[Entries from a dataset of interfaces]
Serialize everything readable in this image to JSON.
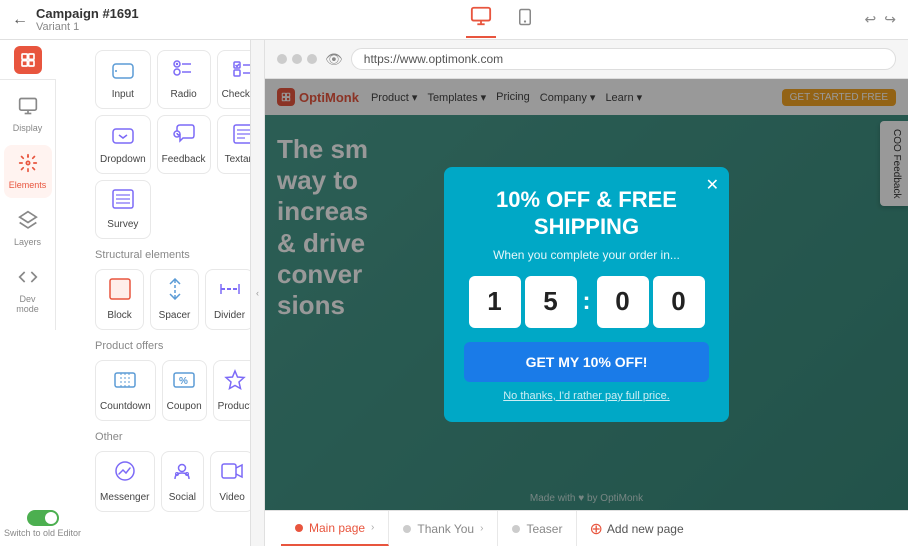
{
  "topbar": {
    "campaign_title": "Campaign #1691",
    "variant_label": "Variant 1",
    "back_icon": "←",
    "desktop_icon": "🖥",
    "mobile_icon": "📱",
    "undo_icon": "↩",
    "redo_icon": "↪"
  },
  "nav": {
    "items": [
      {
        "id": "display",
        "label": "Display",
        "icon": "⊞"
      },
      {
        "id": "elements",
        "label": "Elements",
        "icon": "＋",
        "active": true
      },
      {
        "id": "layers",
        "label": "Layers",
        "icon": "⊟"
      },
      {
        "id": "devmode",
        "label": "Dev mode",
        "icon": "<>"
      }
    ]
  },
  "elements_panel": {
    "sections": [
      {
        "title": "",
        "items": [
          {
            "id": "input",
            "label": "Input",
            "icon": "▭"
          },
          {
            "id": "radio",
            "label": "Radio",
            "icon": "◉"
          },
          {
            "id": "checkbox",
            "label": "Checkbox",
            "icon": "☑"
          },
          {
            "id": "dropdown",
            "label": "Dropdown",
            "icon": "▾"
          },
          {
            "id": "feedback",
            "label": "Feedback",
            "icon": "💬"
          },
          {
            "id": "textarea",
            "label": "Textarea",
            "icon": "▤"
          },
          {
            "id": "survey",
            "label": "Survey",
            "icon": "≡"
          }
        ]
      },
      {
        "title": "Structural elements",
        "items": [
          {
            "id": "block",
            "label": "Block",
            "icon": "▪"
          },
          {
            "id": "spacer",
            "label": "Spacer",
            "icon": "↕"
          },
          {
            "id": "divider",
            "label": "Divider",
            "icon": "—"
          }
        ]
      },
      {
        "title": "Product offers",
        "items": [
          {
            "id": "countdown",
            "label": "Countdown",
            "icon": "⏱"
          },
          {
            "id": "coupon",
            "label": "Coupon",
            "icon": "%"
          },
          {
            "id": "product",
            "label": "Product",
            "icon": "⭐"
          }
        ]
      },
      {
        "title": "Other",
        "items": [
          {
            "id": "messenger",
            "label": "Messenger",
            "icon": "💬"
          },
          {
            "id": "social",
            "label": "Social",
            "icon": "👤"
          },
          {
            "id": "video",
            "label": "Video",
            "icon": "▶"
          }
        ]
      }
    ]
  },
  "browser": {
    "url": "https://www.optimonk.com"
  },
  "popup": {
    "title": "10% OFF & FREE SHIPPING",
    "subtitle": "When you complete your order in...",
    "countdown": {
      "digits": [
        "1",
        "5",
        "0",
        "0"
      ],
      "separator": ":"
    },
    "cta_label": "GET MY 10% OFF!",
    "decline_label": "No thanks, I'd rather pay full price.",
    "close_icon": "✕"
  },
  "website": {
    "logo_text": "OptiMonk",
    "nav_links": [
      "Product ▾",
      "Templates ▾",
      "Pricing",
      "Company ▾",
      "Learn ▾"
    ],
    "nav_cta": "GET STARTED FREE",
    "headline_lines": [
      "The sm",
      "way to",
      "increas",
      "& drive",
      "conver",
      "sions"
    ],
    "footer": "Made with ♥ by OptiMonk"
  },
  "coo_feedback": {
    "label": "COO Feedback"
  },
  "bottom_bar": {
    "tabs": [
      {
        "id": "main",
        "label": "Main page",
        "active": true
      },
      {
        "id": "thankyou",
        "label": "Thank You",
        "active": false
      },
      {
        "id": "teaser",
        "label": "Teaser",
        "active": false
      }
    ],
    "add_page_label": "Add new page"
  },
  "switch_editor": {
    "label": "Switch to old Editor"
  }
}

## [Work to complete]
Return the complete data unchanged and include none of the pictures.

## [Solution to the exercise]
Serialize everything readable in this image to JSON.
{
  "topbar": {
    "campaign_title": "Campaign #1691",
    "variant_label": "Variant 1",
    "back_icon": "←",
    "desktop_icon": "🖥",
    "mobile_icon": "📱",
    "undo_icon": "↩",
    "redo_icon": "↪"
  },
  "nav": {
    "items": [
      {
        "id": "display",
        "label": "Display",
        "icon": "⊞"
      },
      {
        "id": "elements",
        "label": "Elements",
        "icon": "＋",
        "active": true
      },
      {
        "id": "layers",
        "label": "Layers",
        "icon": "⊟"
      },
      {
        "id": "devmode",
        "label": "Dev mode",
        "icon": "<>"
      }
    ]
  },
  "elements_panel": {
    "sections": [
      {
        "title": "",
        "items": [
          {
            "id": "input",
            "label": "Input",
            "icon": "▭"
          },
          {
            "id": "radio",
            "label": "Radio",
            "icon": "◉"
          },
          {
            "id": "checkbox",
            "label": "Checkbox",
            "icon": "☑"
          },
          {
            "id": "dropdown",
            "label": "Dropdown",
            "icon": "▾"
          },
          {
            "id": "feedback",
            "label": "Feedback",
            "icon": "💬"
          },
          {
            "id": "textarea",
            "label": "Textarea",
            "icon": "▤"
          },
          {
            "id": "survey",
            "label": "Survey",
            "icon": "≡"
          }
        ]
      },
      {
        "title": "Structural elements",
        "items": [
          {
            "id": "block",
            "label": "Block",
            "icon": "▪"
          },
          {
            "id": "spacer",
            "label": "Spacer",
            "icon": "↕"
          },
          {
            "id": "divider",
            "label": "Divider",
            "icon": "—"
          }
        ]
      },
      {
        "title": "Product offers",
        "items": [
          {
            "id": "countdown",
            "label": "Countdown",
            "icon": "⏱"
          },
          {
            "id": "coupon",
            "label": "Coupon",
            "icon": "%"
          },
          {
            "id": "product",
            "label": "Product",
            "icon": "⭐"
          }
        ]
      },
      {
        "title": "Other",
        "items": [
          {
            "id": "messenger",
            "label": "Messenger",
            "icon": "💬"
          },
          {
            "id": "social",
            "label": "Social",
            "icon": "👤"
          },
          {
            "id": "video",
            "label": "Video",
            "icon": "▶"
          }
        ]
      }
    ]
  },
  "browser": {
    "url": "https://www.optimonk.com"
  },
  "popup": {
    "title": "10% OFF & FREE SHIPPING",
    "subtitle": "When you complete your order in...",
    "countdown": {
      "digits": [
        "1",
        "5",
        "0",
        "0"
      ],
      "separator": ":"
    },
    "cta_label": "GET MY 10% OFF!",
    "decline_label": "No thanks, I'd rather pay full price.",
    "close_icon": "✕"
  },
  "website": {
    "logo_text": "OptiMonk",
    "nav_links": [
      "Product ▾",
      "Templates ▾",
      "Pricing",
      "Company ▾",
      "Learn ▾"
    ],
    "nav_cta": "GET STARTED FREE",
    "headline_lines": [
      "The sm",
      "way to",
      "increas",
      "& drive",
      "conver",
      "sions"
    ],
    "footer": "Made with ♥ by OptiMonk"
  },
  "coo_feedback": {
    "label": "COO Feedback"
  },
  "bottom_bar": {
    "tabs": [
      {
        "id": "main",
        "label": "Main page",
        "active": true
      },
      {
        "id": "thankyou",
        "label": "Thank You",
        "active": false
      },
      {
        "id": "teaser",
        "label": "Teaser",
        "active": false
      }
    ],
    "add_page_label": "Add new page"
  },
  "switch_editor": {
    "label": "Switch to old Editor"
  }
}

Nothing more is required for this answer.